[PROVIDED INFORMATION Boundary: Start]

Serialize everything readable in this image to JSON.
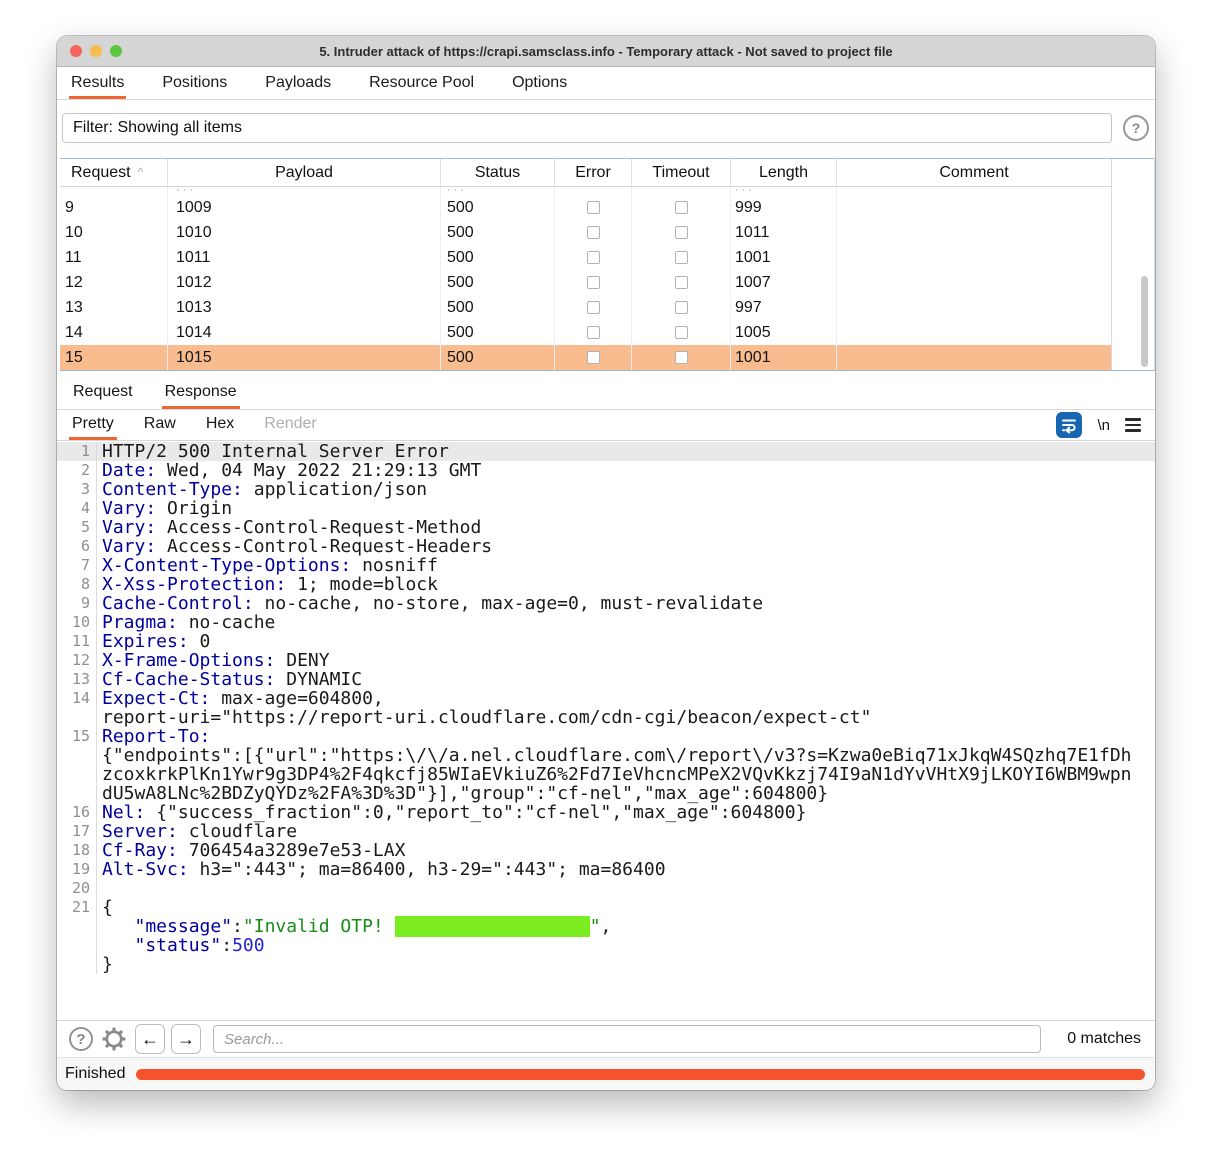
{
  "colors": {
    "accent": "#ee6633",
    "selected_row": "#f8bc8e",
    "highlight": "#7bed21",
    "progress": "#f4532c",
    "header_name": "#00009b",
    "string_green": "#188a18",
    "number_blue": "#2424d6",
    "wrap_button": "#1666b2"
  },
  "window": {
    "title": "5. Intruder attack of https://crapi.samsclass.info - Temporary attack - Not saved to project file"
  },
  "menu_tabs": [
    {
      "label": "Results"
    },
    {
      "label": "Positions"
    },
    {
      "label": "Payloads"
    },
    {
      "label": "Resource Pool"
    },
    {
      "label": "Options"
    }
  ],
  "filter": {
    "text": "Filter: Showing all items",
    "help_icon": "?"
  },
  "results_table": {
    "columns": [
      "Request",
      "Payload",
      "Status",
      "Error",
      "Timeout",
      "Length",
      "Comment"
    ],
    "sort_indicator": "^",
    "partial_row_hint": "···",
    "rows": [
      {
        "request": "9",
        "payload": "1009",
        "status": "500",
        "length": "999",
        "comment": "",
        "selected": false
      },
      {
        "request": "10",
        "payload": "1010",
        "status": "500",
        "length": "1011",
        "comment": "",
        "selected": false
      },
      {
        "request": "11",
        "payload": "1011",
        "status": "500",
        "length": "1001",
        "comment": "",
        "selected": false
      },
      {
        "request": "12",
        "payload": "1012",
        "status": "500",
        "length": "1007",
        "comment": "",
        "selected": false
      },
      {
        "request": "13",
        "payload": "1013",
        "status": "500",
        "length": "997",
        "comment": "",
        "selected": false
      },
      {
        "request": "14",
        "payload": "1014",
        "status": "500",
        "length": "1005",
        "comment": "",
        "selected": false
      },
      {
        "request": "15",
        "payload": "1015",
        "status": "500",
        "length": "1001",
        "comment": "",
        "selected": true
      }
    ]
  },
  "viewer": {
    "tabs": [
      {
        "label": "Request"
      },
      {
        "label": "Response"
      }
    ],
    "subtabs": [
      {
        "label": "Pretty"
      },
      {
        "label": "Raw"
      },
      {
        "label": "Hex"
      },
      {
        "label": "Render"
      }
    ],
    "newline_label": "\\n"
  },
  "response_editor": {
    "lines": [
      {
        "n": "1",
        "hl": true,
        "parts": [
          {
            "c": "plain",
            "t": "HTTP/2 500 Internal Server Error"
          }
        ]
      },
      {
        "n": "2",
        "parts": [
          {
            "c": "name",
            "t": "Date:"
          },
          {
            "c": "plain",
            "t": " Wed, 04 May 2022 21:29:13 GMT"
          }
        ]
      },
      {
        "n": "3",
        "parts": [
          {
            "c": "name",
            "t": "Content-Type:"
          },
          {
            "c": "plain",
            "t": " application/json"
          }
        ]
      },
      {
        "n": "4",
        "parts": [
          {
            "c": "name",
            "t": "Vary:"
          },
          {
            "c": "plain",
            "t": " Origin"
          }
        ]
      },
      {
        "n": "5",
        "parts": [
          {
            "c": "name",
            "t": "Vary:"
          },
          {
            "c": "plain",
            "t": " Access-Control-Request-Method"
          }
        ]
      },
      {
        "n": "6",
        "parts": [
          {
            "c": "name",
            "t": "Vary:"
          },
          {
            "c": "plain",
            "t": " Access-Control-Request-Headers"
          }
        ]
      },
      {
        "n": "7",
        "parts": [
          {
            "c": "name",
            "t": "X-Content-Type-Options:"
          },
          {
            "c": "plain",
            "t": " nosniff"
          }
        ]
      },
      {
        "n": "8",
        "parts": [
          {
            "c": "name",
            "t": "X-Xss-Protection:"
          },
          {
            "c": "plain",
            "t": " 1; mode=block"
          }
        ]
      },
      {
        "n": "9",
        "parts": [
          {
            "c": "name",
            "t": "Cache-Control:"
          },
          {
            "c": "plain",
            "t": " no-cache, no-store, max-age=0, must-revalidate"
          }
        ]
      },
      {
        "n": "10",
        "parts": [
          {
            "c": "name",
            "t": "Pragma:"
          },
          {
            "c": "plain",
            "t": " no-cache"
          }
        ]
      },
      {
        "n": "11",
        "parts": [
          {
            "c": "name",
            "t": "Expires:"
          },
          {
            "c": "plain",
            "t": " 0"
          }
        ]
      },
      {
        "n": "12",
        "parts": [
          {
            "c": "name",
            "t": "X-Frame-Options:"
          },
          {
            "c": "plain",
            "t": " DENY"
          }
        ]
      },
      {
        "n": "13",
        "parts": [
          {
            "c": "name",
            "t": "Cf-Cache-Status:"
          },
          {
            "c": "plain",
            "t": " DYNAMIC"
          }
        ]
      },
      {
        "n": "14",
        "parts": [
          {
            "c": "name",
            "t": "Expect-Ct:"
          },
          {
            "c": "plain",
            "t": " max-age=604800,"
          }
        ]
      },
      {
        "n": "",
        "parts": [
          {
            "c": "plain",
            "t": "report-uri=\"https://report-uri.cloudflare.com/cdn-cgi/beacon/expect-ct\""
          }
        ]
      },
      {
        "n": "15",
        "parts": [
          {
            "c": "name",
            "t": "Report-To:"
          }
        ]
      },
      {
        "n": "",
        "parts": [
          {
            "c": "plain",
            "t": "{\"endpoints\":[{\"url\":\"https:\\/\\/a.nel.cloudflare.com\\/report\\/v3?s=Kzwa0eBiq71xJkqW4SQzhq7E1fDh"
          }
        ]
      },
      {
        "n": "",
        "parts": [
          {
            "c": "plain",
            "t": "zcoxkrkPlKn1Ywr9g3DP4%2F4qkcfj85WIaEVkiuZ6%2Fd7IeVhcncMPeX2VQvKkzj74I9aN1dYvVHtX9jLKOYI6WBM9wpn"
          }
        ]
      },
      {
        "n": "",
        "parts": [
          {
            "c": "plain",
            "t": "dU5wA8LNc%2BDZyQYDz%2FA%3D%3D\"}],\"group\":\"cf-nel\",\"max_age\":604800}"
          }
        ]
      },
      {
        "n": "16",
        "parts": [
          {
            "c": "name",
            "t": "Nel:"
          },
          {
            "c": "plain",
            "t": " {\"success_fraction\":0,\"report_to\":\"cf-nel\",\"max_age\":604800}"
          }
        ]
      },
      {
        "n": "17",
        "parts": [
          {
            "c": "name",
            "t": "Server:"
          },
          {
            "c": "plain",
            "t": " cloudflare"
          }
        ]
      },
      {
        "n": "18",
        "parts": [
          {
            "c": "name",
            "t": "Cf-Ray:"
          },
          {
            "c": "plain",
            "t": " 706454a3289e7e53-LAX"
          }
        ]
      },
      {
        "n": "19",
        "parts": [
          {
            "c": "name",
            "t": "Alt-Svc:"
          },
          {
            "c": "plain",
            "t": " h3=\":443\"; ma=86400, h3-29=\":443\"; ma=86400"
          }
        ]
      },
      {
        "n": "20",
        "parts": []
      },
      {
        "n": "21",
        "parts": [
          {
            "c": "plain",
            "t": "{"
          }
        ]
      },
      {
        "n": "",
        "parts": [
          {
            "c": "name",
            "t": "   \"message\""
          },
          {
            "c": "plain",
            "t": ":"
          },
          {
            "c": "str",
            "t": "\"Invalid OTP! "
          },
          {
            "c": "mark",
            "t": "                  "
          },
          {
            "c": "str",
            "t": "\""
          },
          {
            "c": "plain",
            "t": ","
          }
        ]
      },
      {
        "n": "",
        "parts": [
          {
            "c": "name",
            "t": "   \"status\""
          },
          {
            "c": "plain",
            "t": ":"
          },
          {
            "c": "num",
            "t": "500"
          }
        ]
      },
      {
        "n": "",
        "parts": [
          {
            "c": "plain",
            "t": "}"
          }
        ]
      }
    ]
  },
  "find_bar": {
    "placeholder": "Search...",
    "matches": "0 matches"
  },
  "status_bar": {
    "label": "Finished"
  }
}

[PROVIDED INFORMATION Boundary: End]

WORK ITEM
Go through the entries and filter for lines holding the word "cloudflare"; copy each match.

SOLUTION TO THIS TASK
            "t": "report-uri=\"https://report-uri.cloudflare.com/cdn-cgi/beacon/expect-ct\""
            "t": "{\"endpoints\":[{\"url\":\"https:\\/\\/a.nel.cloudflare.com\\/report\\/v3?s=Kzwa0eBiq71xJkqW4SQzhq7E1fDh"
            "t": " cloudflare"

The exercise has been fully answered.